Notes from the Economist

DSC_7473 The Economist is usually interesting; this week has more than usual. The first, which they title A row over an avian exhibitionist suggests how badly Ryan Zinke is serving America, is about yet more Trump administration blundering around acting without thinking; shades of my last post's warning about acting without thinking; it doesn't just apply to honeybees.

Britain’s space industry, Brexit’s final frontier is about Britain losing access to Galileo, the Europen version of GPS. Since the entire project is stupid, losing access to it will be fine, but for some reason TE is unable to see that; instead focussing on the usual stupid argument that we'll lose hi-tech jobs. Meh. Building satellite payloads seems to be lucrative but we should1 build ones that make commercial sense, not stupid ones built purely because Brussels has US-envy. Also, the reasons we'd lose access to it make no sense at all, other than politicking by idiots.
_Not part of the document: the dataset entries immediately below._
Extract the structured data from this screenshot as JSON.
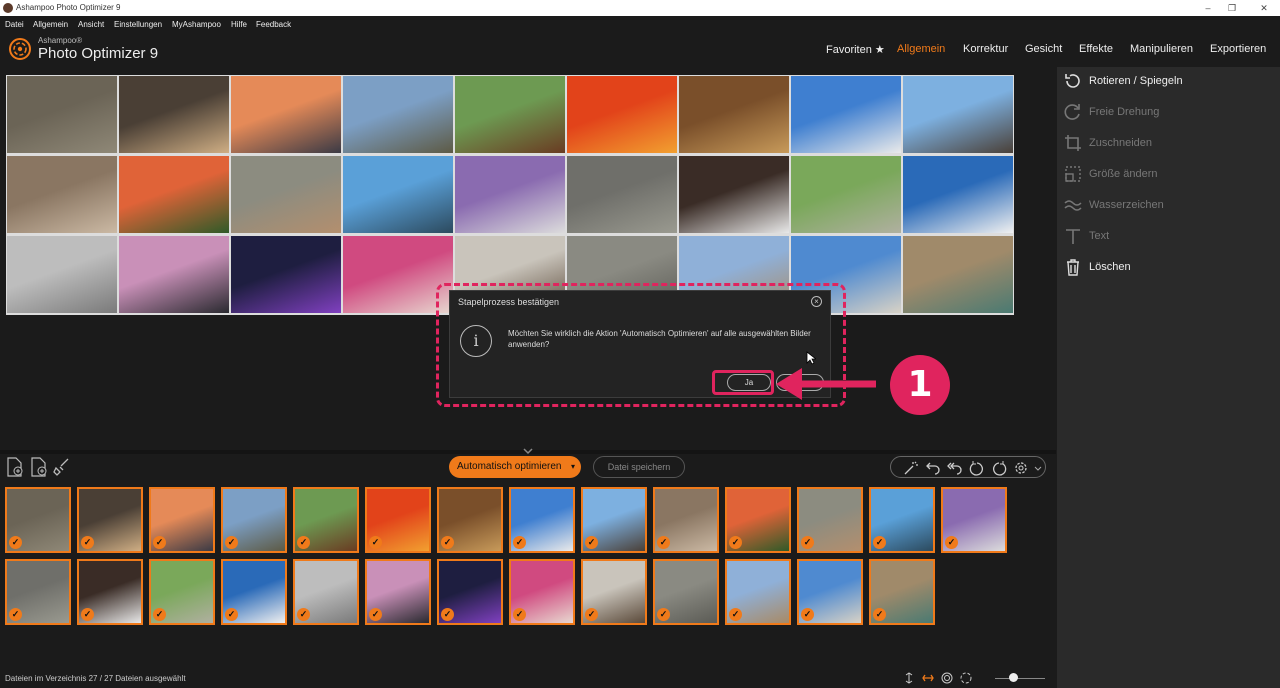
{
  "window": {
    "title": "Ashampoo Photo Optimizer 9"
  },
  "menu": [
    "Datei",
    "Allgemein",
    "Ansicht",
    "Einstellungen",
    "MyAshampoo",
    "Hilfe",
    "Feedback"
  ],
  "logo": {
    "brand": "Ashampoo®",
    "product": "Photo Optimizer 9"
  },
  "nav": {
    "items": [
      "Favoriten ★",
      "Allgemein",
      "Korrektur",
      "Gesicht",
      "Effekte",
      "Manipulieren",
      "Exportieren"
    ],
    "active": "Allgemein"
  },
  "sidebar": {
    "items": [
      {
        "label": "Rotieren / Spiegeln",
        "icon": "rotate-flip-icon",
        "enabled": true
      },
      {
        "label": "Freie Drehung",
        "icon": "free-rotate-icon",
        "enabled": false
      },
      {
        "label": "Zuschneiden",
        "icon": "crop-icon",
        "enabled": false
      },
      {
        "label": "Größe ändern",
        "icon": "resize-icon",
        "enabled": false
      },
      {
        "label": "Wasserzeichen",
        "icon": "watermark-icon",
        "enabled": false
      },
      {
        "label": "Text",
        "icon": "text-icon",
        "enabled": false
      },
      {
        "label": "Löschen",
        "icon": "trash-icon",
        "enabled": true
      }
    ]
  },
  "dialog": {
    "title": "Stapelprozess bestätigen",
    "message": "Möchten Sie wirklich die Aktion 'Automatisch Optimieren' auf alle ausgewählten Bilder anwenden?",
    "yes_label": "Ja",
    "step_number": "1"
  },
  "bottom": {
    "optimize_label": "Automatisch optimieren",
    "save_label": "Datei speichern"
  },
  "status": {
    "text": "Dateien im Verzeichnis 27 / 27 Dateien ausgewählt"
  },
  "colors": {
    "accent": "#f07a1a",
    "annotation": "#e0245e"
  },
  "photos": [
    {
      "name": "temple-ruins",
      "c1": "#6b6456",
      "c2": "#8f8877"
    },
    {
      "name": "cat",
      "c1": "#4a3f35",
      "c2": "#cfae84"
    },
    {
      "name": "sunset-boat",
      "c1": "#e58a58",
      "c2": "#3b3a45"
    },
    {
      "name": "tree-lake",
      "c1": "#7c9fc5",
      "c2": "#5d5a45"
    },
    {
      "name": "horse-fence",
      "c1": "#6d9a52",
      "c2": "#6a3b22"
    },
    {
      "name": "orange-flower",
      "c1": "#e2431a",
      "c2": "#f2a030"
    },
    {
      "name": "pastries",
      "c1": "#7a4f2a",
      "c2": "#c79a5a"
    },
    {
      "name": "heron-roof",
      "c1": "#3f7fd0",
      "c2": "#eaeaea"
    },
    {
      "name": "old-houses",
      "c1": "#7db0e0",
      "c2": "#4a4038"
    },
    {
      "name": "sepia-houses",
      "c1": "#8a7662",
      "c2": "#cbb9a4"
    },
    {
      "name": "red-flowers",
      "c1": "#e06338",
      "c2": "#2f5a28"
    },
    {
      "name": "marmot",
      "c1": "#8c8c80",
      "c2": "#b38f6e"
    },
    {
      "name": "hallstatt-lake",
      "c1": "#5aa0d8",
      "c2": "#2c4a5e"
    },
    {
      "name": "violets-village",
      "c1": "#8a6bb0",
      "c2": "#dcdcdc"
    },
    {
      "name": "monkeys",
      "c1": "#6f6f6a",
      "c2": "#9a9a90"
    },
    {
      "name": "horses-street",
      "c1": "#3a2c26",
      "c2": "#e8e8e8"
    },
    {
      "name": "park-bench",
      "c1": "#7aa85a",
      "c2": "#b0b0a0"
    },
    {
      "name": "santorini-dome",
      "c1": "#2a6ab8",
      "c2": "#f0f0f0"
    },
    {
      "name": "colonial-building",
      "c1": "#bdbdbd",
      "c2": "#7a7a7a"
    },
    {
      "name": "palms-sunset",
      "c1": "#c990b8",
      "c2": "#2a2a30"
    },
    {
      "name": "towers-night",
      "c1": "#1e1e40",
      "c2": "#8040c0"
    },
    {
      "name": "pink-window",
      "c1": "#d04a80",
      "c2": "#e8d8d0"
    },
    {
      "name": "beach-dogs",
      "c1": "#c9c4bb",
      "c2": "#5b4a3a"
    },
    {
      "name": "stone-face",
      "c1": "#8a8a82",
      "c2": "#5b5b55"
    },
    {
      "name": "old-street",
      "c1": "#8fb0d8",
      "c2": "#a88a66"
    },
    {
      "name": "harbour-view",
      "c1": "#4f8ad0",
      "c2": "#d8d2c6"
    },
    {
      "name": "venice-canal",
      "c1": "#a08a6a",
      "c2": "#4a7a72"
    }
  ]
}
Chinese investment may help Greenland become independent from Denmark is sort-of about that, but the bit that interests us is
SHORTLY before the start of UN climate talks in Paris, in December 2015, giant blocks of ice were shipped in from Greenland and left to melt outside the Panthéon, reminding conference-goers to get serious about global warming. Ironically, a mere 48 hours after the talks concluded, Greenland, a self-governing part of Denmark, said it wanted to opt out of the climate agreement that had just been reached. The melting of Greenland’s ice sheet, which covers 80% of the island, has turned out to be an economic blessing for most of its 56,000 residents, 90% of whom are Inuit. The territory boasts a tenth of the world’s known deposits of rare-earth metals, and the receding ice is making more minerals accessible for the first time. More bits of the island are also being opened to tourists.
Which should remind us, yet again, that GW will have winners and losers. Meanwhile, Small isn't beautiful is about the swathe of countries with declining populations. It says all the usual obvious things, and I only mention if because of my recent foray into the Papia Poppaea law of Augustus.


1. When I say "we should" I of course mean the govt should get out of the way and let people build what satellite payloads they like.


I AGREE WITH ABU HAMZA- UP TO A POINT - Harry Hutton, on the button as usual.

No comments: